** What this task involves **
Character for character, give back every line below.

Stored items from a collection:
————
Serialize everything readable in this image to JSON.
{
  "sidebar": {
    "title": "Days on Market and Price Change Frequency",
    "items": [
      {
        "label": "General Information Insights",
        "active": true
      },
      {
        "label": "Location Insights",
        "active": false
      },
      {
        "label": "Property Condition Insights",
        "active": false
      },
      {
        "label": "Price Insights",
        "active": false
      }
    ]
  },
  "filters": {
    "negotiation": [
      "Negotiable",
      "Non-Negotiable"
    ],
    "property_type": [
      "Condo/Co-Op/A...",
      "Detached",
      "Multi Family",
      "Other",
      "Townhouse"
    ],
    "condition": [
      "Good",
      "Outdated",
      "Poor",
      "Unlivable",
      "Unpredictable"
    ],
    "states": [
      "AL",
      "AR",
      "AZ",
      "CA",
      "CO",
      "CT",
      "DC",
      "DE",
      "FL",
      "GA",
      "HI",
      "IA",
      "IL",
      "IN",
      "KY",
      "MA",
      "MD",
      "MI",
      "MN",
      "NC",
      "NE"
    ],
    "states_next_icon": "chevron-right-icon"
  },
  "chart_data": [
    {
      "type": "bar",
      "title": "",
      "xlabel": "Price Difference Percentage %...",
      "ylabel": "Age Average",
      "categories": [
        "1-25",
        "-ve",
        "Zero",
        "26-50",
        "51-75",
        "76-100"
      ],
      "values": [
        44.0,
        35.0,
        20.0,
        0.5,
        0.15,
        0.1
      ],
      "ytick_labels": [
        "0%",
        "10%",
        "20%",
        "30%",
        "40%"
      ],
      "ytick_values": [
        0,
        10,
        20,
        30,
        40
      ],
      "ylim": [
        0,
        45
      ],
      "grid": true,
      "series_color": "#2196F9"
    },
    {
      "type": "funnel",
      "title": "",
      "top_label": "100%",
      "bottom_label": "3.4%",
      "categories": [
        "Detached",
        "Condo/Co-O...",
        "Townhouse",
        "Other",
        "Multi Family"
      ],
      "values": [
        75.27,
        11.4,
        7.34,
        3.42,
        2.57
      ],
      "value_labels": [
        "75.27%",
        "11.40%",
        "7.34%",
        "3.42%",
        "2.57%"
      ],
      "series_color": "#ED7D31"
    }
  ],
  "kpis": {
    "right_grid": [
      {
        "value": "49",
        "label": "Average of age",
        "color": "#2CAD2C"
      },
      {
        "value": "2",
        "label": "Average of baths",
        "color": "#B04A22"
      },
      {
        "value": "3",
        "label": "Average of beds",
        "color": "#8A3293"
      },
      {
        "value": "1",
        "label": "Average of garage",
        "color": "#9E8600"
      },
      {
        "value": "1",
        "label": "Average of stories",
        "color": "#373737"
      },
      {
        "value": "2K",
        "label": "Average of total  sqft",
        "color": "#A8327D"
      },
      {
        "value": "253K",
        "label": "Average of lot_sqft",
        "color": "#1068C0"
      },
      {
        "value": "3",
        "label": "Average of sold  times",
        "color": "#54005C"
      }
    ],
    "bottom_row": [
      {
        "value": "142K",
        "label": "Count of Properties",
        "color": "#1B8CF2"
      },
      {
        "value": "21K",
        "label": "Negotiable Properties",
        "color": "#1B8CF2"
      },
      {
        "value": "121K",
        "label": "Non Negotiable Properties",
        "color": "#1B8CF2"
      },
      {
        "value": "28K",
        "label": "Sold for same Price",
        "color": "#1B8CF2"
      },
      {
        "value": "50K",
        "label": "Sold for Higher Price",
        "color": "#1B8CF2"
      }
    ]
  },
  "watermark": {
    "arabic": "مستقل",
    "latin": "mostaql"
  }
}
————
** Answer box **
Serialize everything readable in this image to JSON.
{
  "sidebar": {
    "title": "Days on Market and Price Change Frequency",
    "items": [
      {
        "label": "General Information Insights",
        "active": true
      },
      {
        "label": "Location Insights",
        "active": false
      },
      {
        "label": "Property Condition Insights",
        "active": false
      },
      {
        "label": "Price Insights",
        "active": false
      }
    ]
  },
  "filters": {
    "negotiation": [
      "Negotiable",
      "Non-Negotiable"
    ],
    "property_type": [
      "Condo/Co-Op/A...",
      "Detached",
      "Multi Family",
      "Other",
      "Townhouse"
    ],
    "condition": [
      "Good",
      "Outdated",
      "Poor",
      "Unlivable",
      "Unpredictable"
    ],
    "states": [
      "AL",
      "AR",
      "AZ",
      "CA",
      "CO",
      "CT",
      "DC",
      "DE",
      "FL",
      "GA",
      "HI",
      "IA",
      "IL",
      "IN",
      "KY",
      "MA",
      "MD",
      "MI",
      "MN",
      "NC",
      "NE"
    ],
    "states_next_icon": "chevron-right-icon"
  },
  "chart_data": [
    {
      "type": "bar",
      "title": "",
      "xlabel": "Price Difference Percentage %...",
      "ylabel": "Age Average",
      "categories": [
        "1-25",
        "-ve",
        "Zero",
        "26-50",
        "51-75",
        "76-100"
      ],
      "values": [
        44.0,
        35.0,
        20.0,
        0.5,
        0.15,
        0.1
      ],
      "ytick_labels": [
        "0%",
        "10%",
        "20%",
        "30%",
        "40%"
      ],
      "ytick_values": [
        0,
        10,
        20,
        30,
        40
      ],
      "ylim": [
        0,
        45
      ],
      "grid": true,
      "series_color": "#2196F9"
    },
    {
      "type": "funnel",
      "title": "",
      "top_label": "100%",
      "bottom_label": "3.4%",
      "categories": [
        "Detached",
        "Condo/Co-O...",
        "Townhouse",
        "Other",
        "Multi Family"
      ],
      "values": [
        75.27,
        11.4,
        7.34,
        3.42,
        2.57
      ],
      "value_labels": [
        "75.27%",
        "11.40%",
        "7.34%",
        "3.42%",
        "2.57%"
      ],
      "series_color": "#ED7D31"
    }
  ],
  "kpis": {
    "right_grid": [
      {
        "value": "49",
        "label": "Average of age",
        "color": "#2CAD2C"
      },
      {
        "value": "2",
        "label": "Average of baths",
        "color": "#B04A22"
      },
      {
        "value": "3",
        "label": "Average of beds",
        "color": "#8A3293"
      },
      {
        "value": "1",
        "label": "Average of garage",
        "color": "#9E8600"
      },
      {
        "value": "1",
        "label": "Average of stories",
        "color": "#373737"
      },
      {
        "value": "2K",
        "label": "Average of total  sqft",
        "color": "#A8327D"
      },
      {
        "value": "253K",
        "label": "Average of lot_sqft",
        "color": "#1068C0"
      },
      {
        "value": "3",
        "label": "Average of sold  times",
        "color": "#54005C"
      }
    ],
    "bottom_row": [
      {
        "value": "142K",
        "label": "Count of Properties",
        "color": "#1B8CF2"
      },
      {
        "value": "21K",
        "label": "Negotiable Properties",
        "color": "#1B8CF2"
      },
      {
        "value": "121K",
        "label": "Non Negotiable Properties",
        "color": "#1B8CF2"
      },
      {
        "value": "28K",
        "label": "Sold for same Price",
        "color": "#1B8CF2"
      },
      {
        "value": "50K",
        "label": "Sold for Higher Price",
        "color": "#1B8CF2"
      }
    ]
  },
  "watermark": {
    "arabic": "مستقل",
    "latin": "mostaql"
  }
}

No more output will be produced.